Is there anything normal about this time of year? Work at many offices grinds to a halt (the company I work for employs hundreds of contractors, and most will be furloughed the last two weeks of this month), stores are absurdly crowded, resting on weekends and evenings isn’t a consideration, talentless pop singers release painful renditions of tired songs, we eat and drink too much — then we cover merchandise we can’t afford in overpriced tissue paper that’s swiftly torn apart to reveal a gift to a person who doesn’t need what’s inside. Fa-la-la, la-la-la, la, la, la.
Filled with stress and anxiety, this season can be a difficult time for people who suffer from depression. I’m doing pretty well so far this year, but lilypup is clearly struggling. As always, her blog is a disarmingly honest journal of her bipolar disorder; my own condition is not nearly as severe, but I’ve encountered many of the reactions she so vividly describes, from the manic sense of freedom and relief (“I’m up at 6:30 writing away. I had a great adventure last night! We went to an auction!”) to the dark moments of despair and weakness (“Really rough time last night. Got to crying and couldn’t stop. Don’t like to cry in front of my kids but I did.”). lily’s writing could easily descend into pity or self-importance, but she manages to avoid those traps by sticking to a very simple desire — to be happy, healthful, and, for lack of a better term, normal:
I wonder what it would be like to feel steady basically every day.
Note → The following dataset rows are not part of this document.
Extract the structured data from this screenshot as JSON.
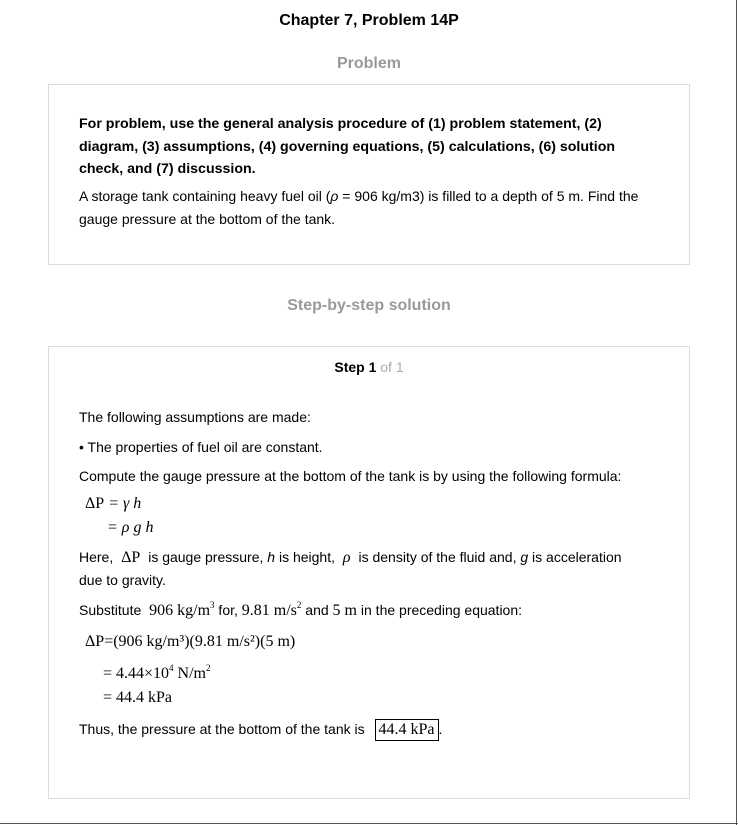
{
  "header": {
    "title": "Chapter 7, Problem 14P"
  },
  "problem": {
    "heading": "Problem",
    "instruction": "For problem, use the general analysis procedure of (1) problem statement, (2) diagram, (3) assumptions, (4) governing equations, (5) calculations, (6) solution check, and (7) discussion.",
    "text_before": "A storage tank containing heavy fuel oil (",
    "rho_symbol": "ρ",
    "text_after": " = 906 kg/m3) is filled to a depth of 5 m. Find the gauge pressure at the bottom of the tank."
  },
  "solution": {
    "heading": "Step-by-step solution",
    "step_label": "Step 1",
    "step_of": " of 1",
    "assumptions_intro": "The following assumptions are made:",
    "assumption_1": "• The properties of fuel oil are constant.",
    "compute_text": "Compute the gauge pressure at the bottom of the tank is by using the following formula:",
    "formula_line1_lhs": "ΔP",
    "formula_line1_rhs": "= γ h",
    "formula_line2": "= ρ g h",
    "here_1": "Here,",
    "here_dp": "ΔP",
    "here_2": " is gauge pressure, ",
    "here_h": "h",
    "here_3": " is height, ",
    "here_rho": "ρ",
    "here_4": " is density of the fluid and, ",
    "here_g": "g",
    "here_5": " is acceleration",
    "here_line2": "due to gravity.",
    "subst_1": "Substitute",
    "subst_v1": "906 kg/m",
    "subst_2": " for, ",
    "subst_v2": "9.81 m/s",
    "subst_3": " and ",
    "subst_v3": "5 m",
    "subst_4": " in the preceding equation:",
    "calc_line1": "ΔP=(906 kg/m³)(9.81 m/s²)(5 m)",
    "calc_line2_a": "= 4.44×10",
    "calc_line2_b": " N/m",
    "calc_line3": "= 44.4 kPa",
    "conclusion": "Thus, the pressure at the bottom of the tank is",
    "answer": "44.4 kPa",
    "period": "."
  }
}
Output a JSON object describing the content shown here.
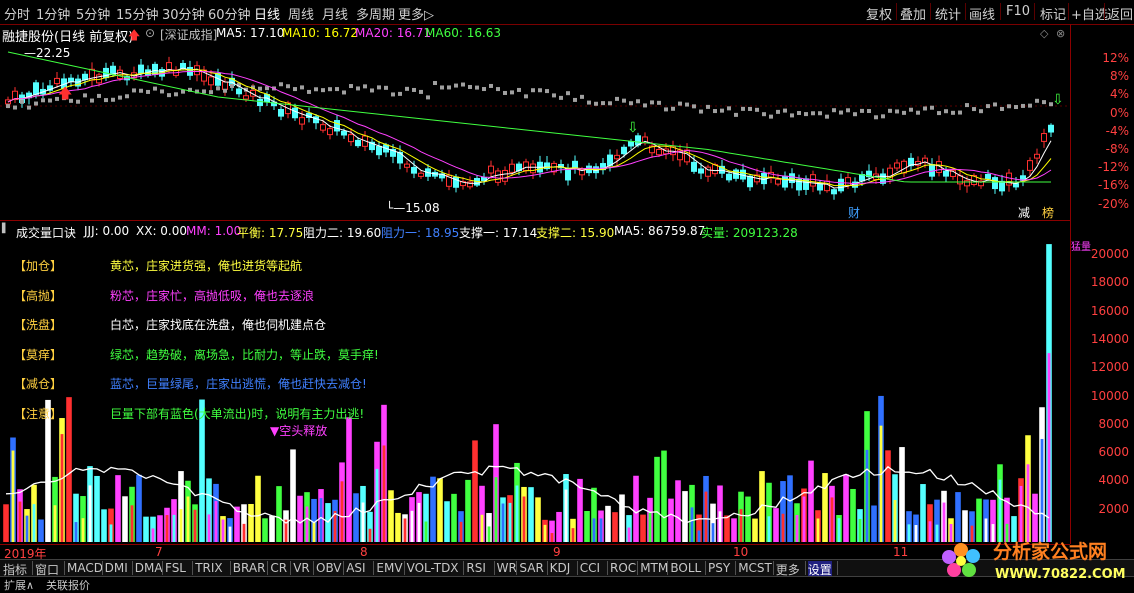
{
  "periods": [
    "分时",
    "1分钟",
    "5分钟",
    "15分钟",
    "30分钟",
    "60分钟",
    "日线",
    "周线",
    "月线",
    "多周期",
    "更多▷"
  ],
  "active_period": "日线",
  "toolbar_buttons": [
    "复权",
    "叠加",
    "统计",
    "画线",
    "F10",
    "标记",
    "+自选",
    "返回"
  ],
  "stock": {
    "name": "融捷股份(日线 前复权)",
    "index_label": "[深证成指]",
    "ma5": "MA5: 17.10",
    "ma10": "MA10: 16.72",
    "ma20": "MA20: 16.71",
    "ma60": "MA60: 16.63",
    "high_label": "22.25",
    "low_label": "15.08",
    "marks": [
      "财",
      "减",
      "榜"
    ]
  },
  "price_axis": [
    "12%",
    "8%",
    "4%",
    "0%",
    "-4%",
    "-8%",
    "-12%",
    "-16%",
    "-20%"
  ],
  "indicator": {
    "name": "成交量口诀",
    "jjj": "JJJ: 0.00",
    "xx": "XX: 0.00",
    "mm": "MM: 1.00",
    "pingheng": "平衡: 17.75",
    "zuli2": "阻力二: 19.60",
    "zuli1": "阻力一: 18.95",
    "zhicheng1": "支撑一: 17.14",
    "zhicheng2": "支撑二: 15.90",
    "ma5": "MA5: 86759.87",
    "shiliang": "实量: 209123.28",
    "annotation": "▼空头释放",
    "spike_label": "猛量"
  },
  "legend": [
    {
      "tag": "【加仓】",
      "text": "黄芯，庄家进货强，俺也进货等起航",
      "color": "#ffff40"
    },
    {
      "tag": "【高抛】",
      "text": "粉芯，庄家忙，高抛低吸，俺也去逐浪",
      "color": "#ff40ff"
    },
    {
      "tag": "【洗盘】",
      "text": "白芯，庄家找底在洗盘，俺也伺机建点仓",
      "color": "#ffffff"
    },
    {
      "tag": "【莫痒】",
      "text": "绿芯，趋势破，离场急，比耐力，等止跌，莫手痒!",
      "color": "#40ff40"
    },
    {
      "tag": "【减仓】",
      "text": "蓝芯，巨量绿尾，庄家出逃慌，俺也赶快去减仓!",
      "color": "#4080ff"
    },
    {
      "tag": "【注意】",
      "text": "巨量下部有蓝色(大单流出)时，说明有主力出逃!",
      "color": "#40ff40"
    }
  ],
  "volume_axis": [
    "20000",
    "18000",
    "16000",
    "14000",
    "12000",
    "10000",
    "8000",
    "6000",
    "4000",
    "2000"
  ],
  "dates": [
    "2019年",
    "7",
    "8",
    "9",
    "10",
    "11"
  ],
  "tabs": [
    "指标",
    "窗口",
    "MACD",
    "DMI",
    "DMA",
    "FSL",
    "TRIX",
    "BRAR",
    "CR",
    "VR",
    "OBV",
    "ASI",
    "EMV",
    "VOL-TDX",
    "RSI",
    "WR",
    "SAR",
    "KDJ",
    "CCI",
    "ROC",
    "MTM",
    "BOLL",
    "PSY",
    "MCST",
    "更多",
    "设置"
  ],
  "bottom_tabs": [
    "扩展∧",
    "关联报价"
  ],
  "watermark": {
    "cn": "分析家公式网",
    "url": "WWW.70822.COM"
  },
  "colors": {
    "up": "#ff3030",
    "down": "#54ffff",
    "ma5": "#ffffff",
    "ma10": "#ffff00",
    "ma20": "#ff40ff",
    "ma60": "#40ff40",
    "grid": "#8b0000"
  }
}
Go off to work, come home, get some dinner together, and have a little social life.
Some might consider this desire trite and mundane, but as someone who can empathize with people who suffer from bipolar disorder, I think her sentiment is beautiful.